TASK OBJECTIVE: Print out all the records, word for word.

Stored dataset items:
Segment Open

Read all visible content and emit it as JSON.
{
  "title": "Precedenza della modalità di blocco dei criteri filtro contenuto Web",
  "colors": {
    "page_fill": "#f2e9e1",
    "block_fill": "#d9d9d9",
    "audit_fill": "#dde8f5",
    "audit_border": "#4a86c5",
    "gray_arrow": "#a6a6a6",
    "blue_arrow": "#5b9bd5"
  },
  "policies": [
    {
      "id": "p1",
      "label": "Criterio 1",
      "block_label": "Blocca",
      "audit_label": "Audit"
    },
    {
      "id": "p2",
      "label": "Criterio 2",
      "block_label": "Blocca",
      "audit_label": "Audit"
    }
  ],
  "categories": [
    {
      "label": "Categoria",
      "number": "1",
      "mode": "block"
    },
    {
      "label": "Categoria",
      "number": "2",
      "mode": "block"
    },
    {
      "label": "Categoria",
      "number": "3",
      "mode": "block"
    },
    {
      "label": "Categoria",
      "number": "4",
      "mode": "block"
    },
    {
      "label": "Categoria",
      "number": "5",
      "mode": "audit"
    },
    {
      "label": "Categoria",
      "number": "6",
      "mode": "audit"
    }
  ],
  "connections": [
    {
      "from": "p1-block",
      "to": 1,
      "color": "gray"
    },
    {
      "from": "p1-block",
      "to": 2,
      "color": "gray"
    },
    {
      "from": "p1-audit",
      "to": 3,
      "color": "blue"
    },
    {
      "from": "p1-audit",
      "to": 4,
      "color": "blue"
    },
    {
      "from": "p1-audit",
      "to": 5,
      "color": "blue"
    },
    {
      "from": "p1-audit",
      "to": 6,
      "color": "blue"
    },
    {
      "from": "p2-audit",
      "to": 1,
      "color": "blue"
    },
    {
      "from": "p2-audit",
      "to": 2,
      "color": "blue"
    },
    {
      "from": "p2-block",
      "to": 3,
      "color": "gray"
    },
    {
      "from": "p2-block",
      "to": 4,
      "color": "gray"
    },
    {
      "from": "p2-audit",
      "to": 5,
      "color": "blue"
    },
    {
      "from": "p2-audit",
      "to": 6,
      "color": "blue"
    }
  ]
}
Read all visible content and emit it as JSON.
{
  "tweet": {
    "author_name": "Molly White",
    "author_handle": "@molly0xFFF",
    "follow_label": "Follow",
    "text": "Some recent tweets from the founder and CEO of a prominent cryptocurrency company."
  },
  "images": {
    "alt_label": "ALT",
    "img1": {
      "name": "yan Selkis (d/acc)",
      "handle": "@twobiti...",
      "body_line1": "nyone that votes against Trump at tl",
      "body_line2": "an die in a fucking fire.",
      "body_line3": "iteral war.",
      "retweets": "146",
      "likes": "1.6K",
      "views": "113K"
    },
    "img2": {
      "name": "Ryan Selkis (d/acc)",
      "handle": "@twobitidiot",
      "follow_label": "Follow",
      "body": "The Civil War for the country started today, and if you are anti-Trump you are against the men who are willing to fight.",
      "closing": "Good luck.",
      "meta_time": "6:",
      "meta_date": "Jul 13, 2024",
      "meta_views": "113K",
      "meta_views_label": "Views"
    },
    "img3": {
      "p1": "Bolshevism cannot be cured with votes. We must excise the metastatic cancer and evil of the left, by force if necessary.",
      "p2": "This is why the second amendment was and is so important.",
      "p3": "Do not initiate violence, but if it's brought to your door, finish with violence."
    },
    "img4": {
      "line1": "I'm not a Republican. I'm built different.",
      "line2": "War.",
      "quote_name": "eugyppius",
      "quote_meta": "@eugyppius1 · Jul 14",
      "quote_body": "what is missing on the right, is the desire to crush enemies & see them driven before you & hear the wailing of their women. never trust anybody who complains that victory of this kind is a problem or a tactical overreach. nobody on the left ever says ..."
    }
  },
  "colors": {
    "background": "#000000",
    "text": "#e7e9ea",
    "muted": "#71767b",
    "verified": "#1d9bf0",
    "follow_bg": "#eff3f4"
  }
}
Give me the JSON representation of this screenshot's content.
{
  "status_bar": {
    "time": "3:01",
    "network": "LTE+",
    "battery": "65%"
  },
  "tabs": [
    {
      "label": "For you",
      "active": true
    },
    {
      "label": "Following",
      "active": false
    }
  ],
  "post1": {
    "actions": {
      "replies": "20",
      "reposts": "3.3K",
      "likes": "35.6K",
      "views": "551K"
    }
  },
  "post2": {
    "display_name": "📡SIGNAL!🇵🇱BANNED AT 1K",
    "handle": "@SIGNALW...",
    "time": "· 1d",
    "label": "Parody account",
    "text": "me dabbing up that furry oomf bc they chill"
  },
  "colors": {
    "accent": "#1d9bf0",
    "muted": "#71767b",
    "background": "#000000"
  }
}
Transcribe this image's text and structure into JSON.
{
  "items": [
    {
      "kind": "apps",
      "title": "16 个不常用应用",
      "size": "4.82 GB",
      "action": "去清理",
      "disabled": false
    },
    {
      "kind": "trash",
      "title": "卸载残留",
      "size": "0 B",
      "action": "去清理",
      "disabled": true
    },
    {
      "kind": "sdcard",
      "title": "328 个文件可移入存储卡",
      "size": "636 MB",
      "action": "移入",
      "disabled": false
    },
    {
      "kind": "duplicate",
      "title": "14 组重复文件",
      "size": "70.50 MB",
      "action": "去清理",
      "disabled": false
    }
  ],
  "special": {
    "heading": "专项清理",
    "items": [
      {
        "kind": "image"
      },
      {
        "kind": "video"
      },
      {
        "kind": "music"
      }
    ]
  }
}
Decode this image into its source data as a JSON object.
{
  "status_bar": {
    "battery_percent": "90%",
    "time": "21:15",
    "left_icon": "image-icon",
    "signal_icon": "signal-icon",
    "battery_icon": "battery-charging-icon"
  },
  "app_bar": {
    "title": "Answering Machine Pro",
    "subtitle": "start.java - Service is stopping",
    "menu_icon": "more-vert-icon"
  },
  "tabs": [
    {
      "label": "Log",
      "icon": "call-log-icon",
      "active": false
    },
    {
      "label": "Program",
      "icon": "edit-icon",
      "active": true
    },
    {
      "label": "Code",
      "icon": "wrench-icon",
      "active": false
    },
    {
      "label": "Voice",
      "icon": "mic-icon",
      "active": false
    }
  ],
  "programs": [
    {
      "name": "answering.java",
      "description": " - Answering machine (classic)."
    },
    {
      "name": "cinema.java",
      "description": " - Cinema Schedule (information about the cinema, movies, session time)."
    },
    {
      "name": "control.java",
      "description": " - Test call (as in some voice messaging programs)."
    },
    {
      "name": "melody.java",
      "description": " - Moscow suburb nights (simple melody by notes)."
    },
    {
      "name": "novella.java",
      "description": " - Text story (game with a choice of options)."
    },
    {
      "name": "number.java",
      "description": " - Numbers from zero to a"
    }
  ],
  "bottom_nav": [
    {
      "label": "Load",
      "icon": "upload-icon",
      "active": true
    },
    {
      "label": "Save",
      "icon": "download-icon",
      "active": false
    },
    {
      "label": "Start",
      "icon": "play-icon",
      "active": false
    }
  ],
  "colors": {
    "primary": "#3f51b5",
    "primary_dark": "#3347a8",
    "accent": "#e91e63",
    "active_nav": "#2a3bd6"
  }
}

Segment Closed

WRITTEN ANSWER:
Read all visible content and emit it as JSON.
{
  "title": "Precedenza della modalità di blocco dei criteri filtro contenuto Web",
  "colors": {
    "page_fill": "#f2e9e1",
    "block_fill": "#d9d9d9",
    "audit_fill": "#dde8f5",
    "audit_border": "#4a86c5",
    "gray_arrow": "#a6a6a6",
    "blue_arrow": "#5b9bd5"
  },
  "policies": [
    {
      "id": "p1",
      "label": "Criterio 1",
      "block_label": "Blocca",
      "audit_label": "Audit"
    },
    {
      "id": "p2",
      "label": "Criterio 2",
      "block_label": "Blocca",
      "audit_label": "Audit"
    }
  ],
  "categories": [
    {
      "label": "Categoria",
      "number": "1",
      "mode": "block"
    },
    {
      "label": "Categoria",
      "number": "2",
      "mode": "block"
    },
    {
      "label": "Categoria",
      "number": "3",
      "mode": "block"
    },
    {
      "label": "Categoria",
      "number": "4",
      "mode": "block"
    },
    {
      "label": "Categoria",
      "number": "5",
      "mode": "audit"
    },
    {
      "label": "Categoria",
      "number": "6",
      "mode": "audit"
    }
  ],
  "connections": [
    {
      "from": "p1-block",
      "to": 1,
      "color": "gray"
    },
    {
      "from": "p1-block",
      "to": 2,
      "color": "gray"
    },
    {
      "from": "p1-audit",
      "to": 3,
      "color": "blue"
    },
    {
      "from": "p1-audit",
      "to": 4,
      "color": "blue"
    },
    {
      "from": "p1-audit",
      "to": 5,
      "color": "blue"
    },
    {
      "from": "p1-audit",
      "to": 6,
      "color": "blue"
    },
    {
      "from": "p2-audit",
      "to": 1,
      "color": "blue"
    },
    {
      "from": "p2-audit",
      "to": 2,
      "color": "blue"
    },
    {
      "from": "p2-block",
      "to": 3,
      "color": "gray"
    },
    {
      "from": "p2-block",
      "to": 4,
      "color": "gray"
    },
    {
      "from": "p2-audit",
      "to": 5,
      "color": "blue"
    },
    {
      "from": "p2-audit",
      "to": 6,
      "color": "blue"
    }
  ]
}
Read all visible content and emit it as JSON.
{
  "tweet": {
    "author_name": "Molly White",
    "author_handle": "@molly0xFFF",
    "follow_label": "Follow",
    "text": "Some recent tweets from the founder and CEO of a prominent cryptocurrency company."
  },
  "images": {
    "alt_label": "ALT",
    "img1": {
      "name": "yan Selkis (d/acc)",
      "handle": "@twobiti...",
      "body_line1": "nyone that votes against Trump at tl",
      "body_line2": "an die in a fucking fire.",
      "body_line3": "iteral war.",
      "retweets": "146",
      "likes": "1.6K",
      "views": "113K"
    },
    "img2": {
      "name": "Ryan Selkis (d/acc)",
      "handle": "@twobitidiot",
      "follow_label": "Follow",
      "body": "The Civil War for the country started today, and if you are anti-Trump you are against the men who are willing to fight.",
      "closing": "Good luck.",
      "meta_time": "6:",
      "meta_date": "Jul 13, 2024",
      "meta_views": "113K",
      "meta_views_label": "Views"
    },
    "img3": {
      "p1": "Bolshevism cannot be cured with votes. We must excise the metastatic cancer and evil of the left, by force if necessary.",
      "p2": "This is why the second amendment was and is so important.",
      "p3": "Do not initiate violence, but if it's brought to your door, finish with violence."
    },
    "img4": {
      "line1": "I'm not a Republican. I'm built different.",
      "line2": "War.",
      "quote_name": "eugyppius",
      "quote_meta": "@eugyppius1 · Jul 14",
      "quote_body": "what is missing on the right, is the desire to crush enemies & see them driven before you & hear the wailing of their women. never trust anybody who complains that victory of this kind is a problem or a tactical overreach. nobody on the left ever says ..."
    }
  },
  "colors": {
    "background": "#000000",
    "text": "#e7e9ea",
    "muted": "#71767b",
    "verified": "#1d9bf0",
    "follow_bg": "#eff3f4"
  }
}
Give me the JSON representation of this screenshot's content.
{
  "status_bar": {
    "time": "3:01",
    "network": "LTE+",
    "battery": "65%"
  },
  "tabs": [
    {
      "label": "For you",
      "active": true
    },
    {
      "label": "Following",
      "active": false
    }
  ],
  "post1": {
    "actions": {
      "replies": "20",
      "reposts": "3.3K",
      "likes": "35.6K",
      "views": "551K"
    }
  },
  "post2": {
    "display_name": "📡SIGNAL!🇵🇱BANNED AT 1K",
    "handle": "@SIGNALW...",
    "time": "· 1d",
    "label": "Parody account",
    "text": "me dabbing up that furry oomf bc they chill"
  },
  "colors": {
    "accent": "#1d9bf0",
    "muted": "#71767b",
    "background": "#000000"
  }
}
Transcribe this image's text and structure into JSON.
{
  "items": [
    {
      "kind": "apps",
      "title": "16 个不常用应用",
      "size": "4.82 GB",
      "action": "去清理",
      "disabled": false
    },
    {
      "kind": "trash",
      "title": "卸载残留",
      "size": "0 B",
      "action": "去清理",
      "disabled": true
    },
    {
      "kind": "sdcard",
      "title": "328 个文件可移入存储卡",
      "size": "636 MB",
      "action": "移入",
      "disabled": false
    },
    {
      "kind": "duplicate",
      "title": "14 组重复文件",
      "size": "70.50 MB",
      "action": "去清理",
      "disabled": false
    }
  ],
  "special": {
    "heading": "专项清理",
    "items": [
      {
        "kind": "image"
      },
      {
        "kind": "video"
      },
      {
        "kind": "music"
      }
    ]
  }
}
Decode this image into its source data as a JSON object.
{
  "status_bar": {
    "battery_percent": "90%",
    "time": "21:15",
    "left_icon": "image-icon",
    "signal_icon": "signal-icon",
    "battery_icon": "battery-charging-icon"
  },
  "app_bar": {
    "title": "Answering Machine Pro",
    "subtitle": "start.java - Service is stopping",
    "menu_icon": "more-vert-icon"
  },
  "tabs": [
    {
      "label": "Log",
      "icon": "call-log-icon",
      "active": false
    },
    {
      "label": "Program",
      "icon": "edit-icon",
      "active": true
    },
    {
      "label": "Code",
      "icon": "wrench-icon",
      "active": false
    },
    {
      "label": "Voice",
      "icon": "mic-icon",
      "active": false
    }
  ],
  "programs": [
    {
      "name": "answering.java",
      "description": " - Answering machine (classic)."
    },
    {
      "name": "cinema.java",
      "description": " - Cinema Schedule (information about the cinema, movies, session time)."
    },
    {
      "name": "control.java",
      "description": " - Test call (as in some voice messaging programs)."
    },
    {
      "name": "melody.java",
      "description": " - Moscow suburb nights (simple melody by notes)."
    },
    {
      "name": "novella.java",
      "description": " - Text story (game with a choice of options)."
    },
    {
      "name": "number.java",
      "description": " - Numbers from zero to a"
    }
  ],
  "bottom_nav": [
    {
      "label": "Load",
      "icon": "upload-icon",
      "active": true
    },
    {
      "label": "Save",
      "icon": "download-icon",
      "active": false
    },
    {
      "label": "Start",
      "icon": "play-icon",
      "active": false
    }
  ],
  "colors": {
    "primary": "#3f51b5",
    "primary_dark": "#3347a8",
    "accent": "#e91e63",
    "active_nav": "#2a3bd6"
  }
}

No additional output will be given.